------ Material for the task ------
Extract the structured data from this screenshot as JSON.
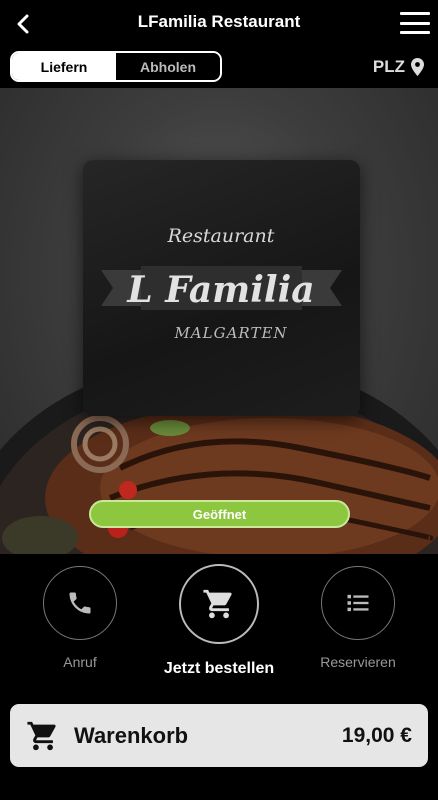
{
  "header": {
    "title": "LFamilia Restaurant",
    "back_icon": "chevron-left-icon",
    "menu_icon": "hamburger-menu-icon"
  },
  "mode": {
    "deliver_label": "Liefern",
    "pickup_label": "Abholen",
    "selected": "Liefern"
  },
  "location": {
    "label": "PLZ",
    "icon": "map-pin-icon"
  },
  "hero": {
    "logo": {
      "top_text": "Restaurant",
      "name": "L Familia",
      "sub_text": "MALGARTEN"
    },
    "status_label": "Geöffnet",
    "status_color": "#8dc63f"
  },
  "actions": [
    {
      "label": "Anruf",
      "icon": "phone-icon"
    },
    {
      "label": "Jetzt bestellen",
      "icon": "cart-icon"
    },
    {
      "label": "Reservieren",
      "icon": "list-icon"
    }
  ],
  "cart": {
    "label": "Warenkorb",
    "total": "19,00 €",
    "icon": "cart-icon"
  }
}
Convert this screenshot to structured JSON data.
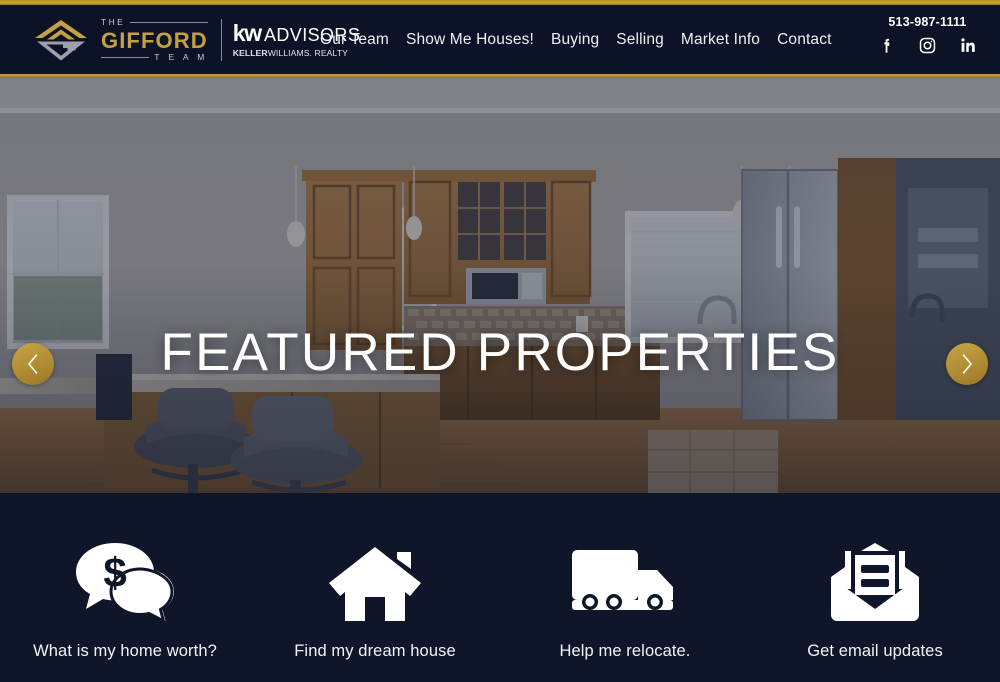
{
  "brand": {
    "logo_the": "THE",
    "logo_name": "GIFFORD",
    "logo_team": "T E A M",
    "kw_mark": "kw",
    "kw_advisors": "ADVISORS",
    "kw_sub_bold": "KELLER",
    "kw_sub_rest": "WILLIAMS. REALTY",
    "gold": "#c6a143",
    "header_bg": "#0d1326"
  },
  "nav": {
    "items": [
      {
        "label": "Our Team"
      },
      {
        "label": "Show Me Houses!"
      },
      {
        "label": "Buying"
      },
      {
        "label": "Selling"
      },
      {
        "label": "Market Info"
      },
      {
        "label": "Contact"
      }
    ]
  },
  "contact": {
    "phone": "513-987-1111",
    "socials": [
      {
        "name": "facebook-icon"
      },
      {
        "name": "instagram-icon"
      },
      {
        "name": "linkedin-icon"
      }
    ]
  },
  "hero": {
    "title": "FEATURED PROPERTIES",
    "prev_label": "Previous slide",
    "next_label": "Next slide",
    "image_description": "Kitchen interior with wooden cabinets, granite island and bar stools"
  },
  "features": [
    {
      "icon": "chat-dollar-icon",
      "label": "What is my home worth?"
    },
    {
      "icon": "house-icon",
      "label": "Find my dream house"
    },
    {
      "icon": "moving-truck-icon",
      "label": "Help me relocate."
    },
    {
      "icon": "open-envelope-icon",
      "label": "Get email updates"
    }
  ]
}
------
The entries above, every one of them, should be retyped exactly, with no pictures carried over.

Extract the structured data from this screenshot as JSON.
{
  "header": {
    "title": "LFamilia Restaurant",
    "back_icon": "chevron-left-icon",
    "menu_icon": "hamburger-menu-icon"
  },
  "mode": {
    "deliver_label": "Liefern",
    "pickup_label": "Abholen",
    "selected": "Liefern"
  },
  "location": {
    "label": "PLZ",
    "icon": "map-pin-icon"
  },
  "hero": {
    "logo": {
      "top_text": "Restaurant",
      "name": "L Familia",
      "sub_text": "MALGARTEN"
    },
    "status_label": "Geöffnet",
    "status_color": "#8dc63f"
  },
  "actions": [
    {
      "label": "Anruf",
      "icon": "phone-icon"
    },
    {
      "label": "Jetzt bestellen",
      "icon": "cart-icon"
    },
    {
      "label": "Reservieren",
      "icon": "list-icon"
    }
  ],
  "cart": {
    "label": "Warenkorb",
    "total": "19,00 €",
    "icon": "cart-icon"
  }
}
Convert this screenshot to structured JSON data.
{
  "brand": {
    "logo_the": "THE",
    "logo_name": "GIFFORD",
    "logo_team": "T E A M",
    "kw_mark": "kw",
    "kw_advisors": "ADVISORS",
    "kw_sub_bold": "KELLER",
    "kw_sub_rest": "WILLIAMS. REALTY",
    "gold": "#c6a143",
    "header_bg": "#0d1326"
  },
  "nav": {
    "items": [
      {
        "label": "Our Team"
      },
      {
        "label": "Show Me Houses!"
      },
      {
        "label": "Buying"
      },
      {
        "label": "Selling"
      },
      {
        "label": "Market Info"
      },
      {
        "label": "Contact"
      }
    ]
  },
  "contact": {
    "phone": "513-987-1111",
    "socials": [
      {
        "name": "facebook-icon"
      },
      {
        "name": "instagram-icon"
      },
      {
        "name": "linkedin-icon"
      }
    ]
  },
  "hero": {
    "title": "FEATURED PROPERTIES",
    "prev_label": "Previous slide",
    "next_label": "Next slide",
    "image_description": "Kitchen interior with wooden cabinets, granite island and bar stools"
  },
  "features": [
    {
      "icon": "chat-dollar-icon",
      "label": "What is my home worth?"
    },
    {
      "icon": "house-icon",
      "label": "Find my dream house"
    },
    {
      "icon": "moving-truck-icon",
      "label": "Help me relocate."
    },
    {
      "icon": "open-envelope-icon",
      "label": "Get email updates"
    }
  ]
}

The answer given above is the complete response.